A: The President’s immigration proposal is just that, a proposal. In order for it to help you or anyone else, it must be enacted into law. We will continue to update you as the President’s plan is introduced in Congress in our free e-mail newsletter. See We link to the text and a video of the President’s Jan. 7 speech on immigration at under “U.S. Immigration News.”

Q: How long does it take to get a green card through marriage to a U.S. citizen?

A: That depends on which city you live in. Waiting times vary from a few months to almost three years. We link to the official Immigration Service processing times at

Q: Can I get immigration forms without having to wait in line at an Immigration Service office?

A: Yes. All immigration forms may be down-loaded for free from the Internet. This is not like downloading music from the Internet. It is both free and legal. See

Q: My employer sponsored me for a green card in 2002. My application for adjustment of status is still pending. Can I change my job?

A: If your application for adjustment of status has been pending for over 180 days, you may change jobs as long as you remain in the same or a similar occupation.

Q: When do you expect the H-1B cap to be reached?

A: Probably the last day to submit a qualify-ing H-1B petition will be in mid-February. This year, the numerical cap is 65,000. As of the end of 2003, 43,500 H-1B petitions subject to the cap had either been approved or were pending at the service centers. At this rate, we are only a few weeks away from reaching the cap. If you do submit a petition, pay an extra $1,000 to have it expedited using the Premium Processing Program.

Q: How can I be sure that I choose a competent immigration attorney to handle my case?

A In certain states (California, Texas, Florida and North Carolina), the State Bar certifies qualifying immigration attorneys as specialists. Any qualifying specialist will list this designation on his business card and on his biography on his website. Another good source of information about attorneys

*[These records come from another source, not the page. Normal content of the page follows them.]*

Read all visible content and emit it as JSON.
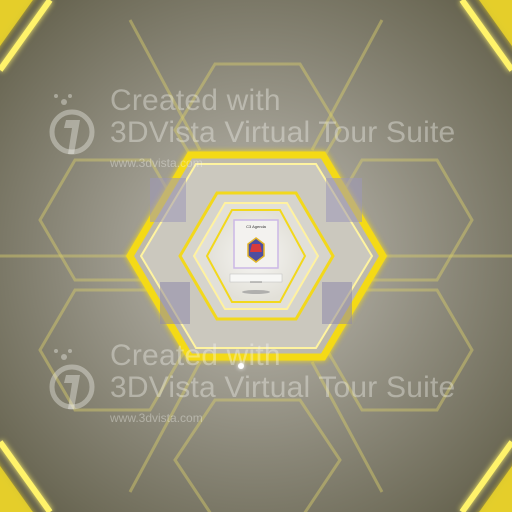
{
  "watermark": {
    "line1": "Created with",
    "line2": "3DVista Virtual Tour Suite",
    "url": "www.3dvista.com",
    "logo_icon": "3dvista-logo-icon"
  },
  "screen": {
    "title": "C3 Agenda"
  },
  "colors": {
    "hex_frame": "#f2d81c",
    "hex_glow": "#fff36b",
    "wall": "#8a8778"
  },
  "nav_dot_icon": "hotspot-dot-icon"
}
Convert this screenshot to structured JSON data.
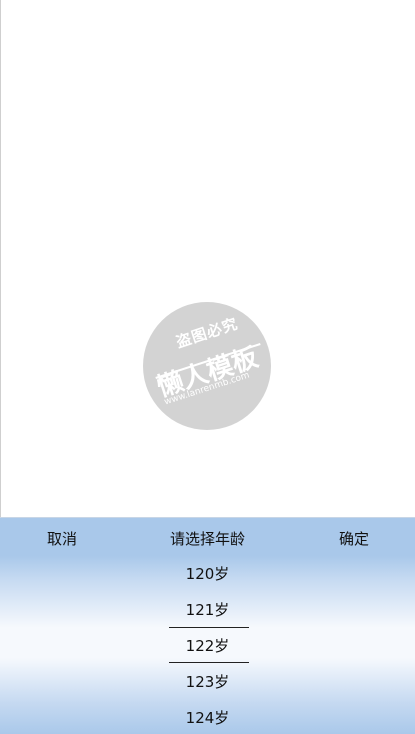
{
  "watermark": {
    "top_text": "盗图必究",
    "main_text": "懒人模板",
    "url_text": "www.lanrenmb.com"
  },
  "picker": {
    "cancel_label": "取消",
    "title": "请选择年龄",
    "confirm_label": "确定",
    "options": [
      "120岁",
      "121岁",
      "122岁",
      "123岁",
      "124岁"
    ],
    "selected": "122岁"
  },
  "colors": {
    "picker_blue": "#a9c8ea",
    "picker_center": "#f6f9fd",
    "watermark": "#d3d3d3"
  }
}
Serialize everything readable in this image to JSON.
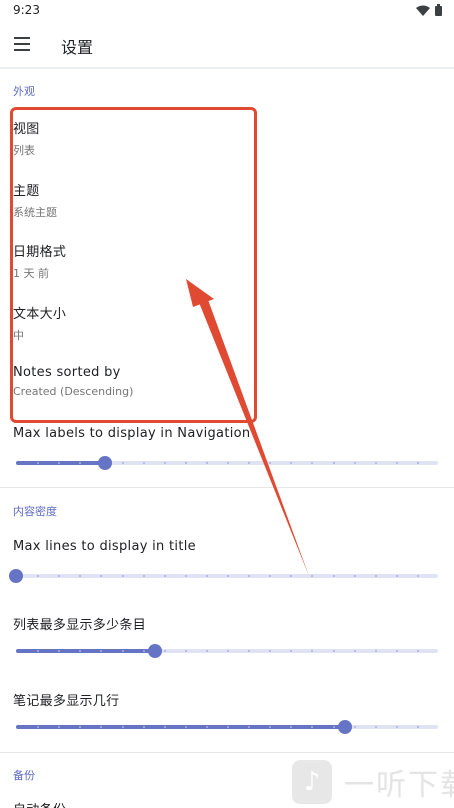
{
  "status_bar": {
    "time": "9:23"
  },
  "app_bar": {
    "title": "设置"
  },
  "appearance": {
    "header": "外观",
    "items": [
      {
        "title": "视图",
        "summary": "列表"
      },
      {
        "title": "主题",
        "summary": "系统主题"
      },
      {
        "title": "日期格式",
        "summary": "1 天 前"
      },
      {
        "title": "文本大小",
        "summary": "中"
      },
      {
        "title": "Notes sorted by",
        "summary": "Created (Descending)"
      }
    ],
    "nav_labels_slider": {
      "label": "Max labels to display in Navigation",
      "value_fraction": 0.21
    }
  },
  "content_density": {
    "header": "内容密度",
    "sliders": [
      {
        "label": "Max lines to display in title",
        "value_fraction": 0.0
      },
      {
        "label": "列表最多显示多少条目",
        "value_fraction": 0.33
      },
      {
        "label": "笔记最多显示几行",
        "value_fraction": 0.78
      }
    ]
  },
  "backup": {
    "header": "备份",
    "first_item_title": "自动备份"
  },
  "watermark": {
    "text": "一听下载"
  },
  "colors": {
    "accent": "#6674c6",
    "section_header": "#5c6bc0",
    "annotation": "#e04a33"
  },
  "icons": {
    "menu": "menu-icon",
    "wifi": "wifi-icon",
    "battery": "battery-icon"
  }
}
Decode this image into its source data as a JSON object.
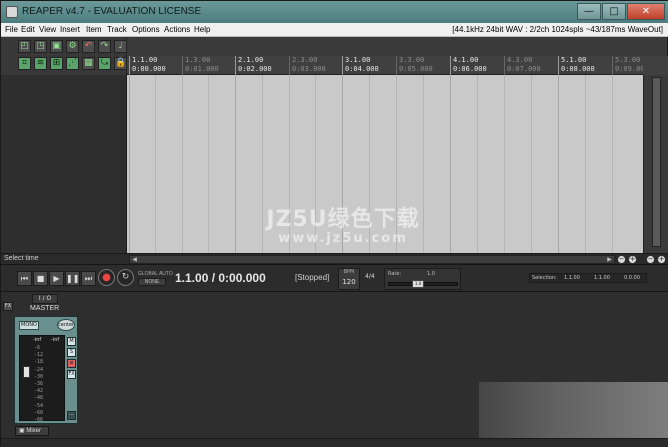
{
  "window": {
    "title": "REAPER v4.7 - EVALUATION LICENSE",
    "minimize": "—",
    "maximize": "□",
    "close": "✕"
  },
  "menu": {
    "items": [
      "File",
      "Edit",
      "View",
      "Insert",
      "Item",
      "Track",
      "Options",
      "Actions",
      "Help"
    ],
    "status": "[44.1kHz 24bit WAV : 2/2ch 1024spls ~43/187ms WaveOut]"
  },
  "ruler": {
    "marks": [
      {
        "bar": "1.1.00",
        "time": "0:00.000",
        "major": true
      },
      {
        "bar": "1.3.00",
        "time": "0:01.000",
        "major": false
      },
      {
        "bar": "2.1.00",
        "time": "0:02.000",
        "major": true
      },
      {
        "bar": "2.3.00",
        "time": "0:03.000",
        "major": false
      },
      {
        "bar": "3.1.00",
        "time": "0:04.000",
        "major": true
      },
      {
        "bar": "3.3.00",
        "time": "0:05.000",
        "major": false
      },
      {
        "bar": "4.1.00",
        "time": "0:06.000",
        "major": true
      },
      {
        "bar": "4.3.00",
        "time": "0:07.000",
        "major": false
      },
      {
        "bar": "5.1.00",
        "time": "0:08.000",
        "major": true
      },
      {
        "bar": "5.3.00",
        "time": "0:09.000",
        "major": false
      }
    ]
  },
  "watermark": {
    "line1": "JZ5U绿色下载",
    "line2": "www.jz5u.com"
  },
  "status_left": "Select time",
  "transport": {
    "global_auto_label": "GLOBAL AUTO",
    "global_auto_value": "NONE",
    "position": "1.1.00 / 0:00.000",
    "state": "[Stopped]",
    "bpm_label": "BPM",
    "bpm_value": "120",
    "time_sig": "4/4",
    "rate_label": "Rate:",
    "rate_value": "1.0",
    "rate_knob": "1.0",
    "rate_fraction": 0.4,
    "selection_label": "Selection:",
    "selection_start": "1.1.00",
    "selection_end": "1.1.00",
    "selection_length": "0.0.00"
  },
  "master": {
    "io": "I / O",
    "fx": "FX",
    "name": "MASTER",
    "mono": "MONO",
    "pan": "center",
    "meter_left": "-inf",
    "meter_right": "-inf",
    "scale": [
      "-6",
      "-12",
      "-18",
      "-24",
      "-30",
      "-36",
      "-42",
      "-48",
      "-54",
      "-60",
      "-66"
    ],
    "side_buttons": [
      "M",
      "S",
      "",
      "FX"
    ]
  },
  "mixer_tab": "Mixer",
  "colors": {
    "titlebar": "#5a8a8b",
    "arrange_bg": "#c9c9c9",
    "master_strip": "#6a8f8f",
    "record": "#e44444"
  }
}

Carl Shusterman is a former INS Trial Attorney and a specialist in immigration and naturalization law. You can reach him at (213) 623-4592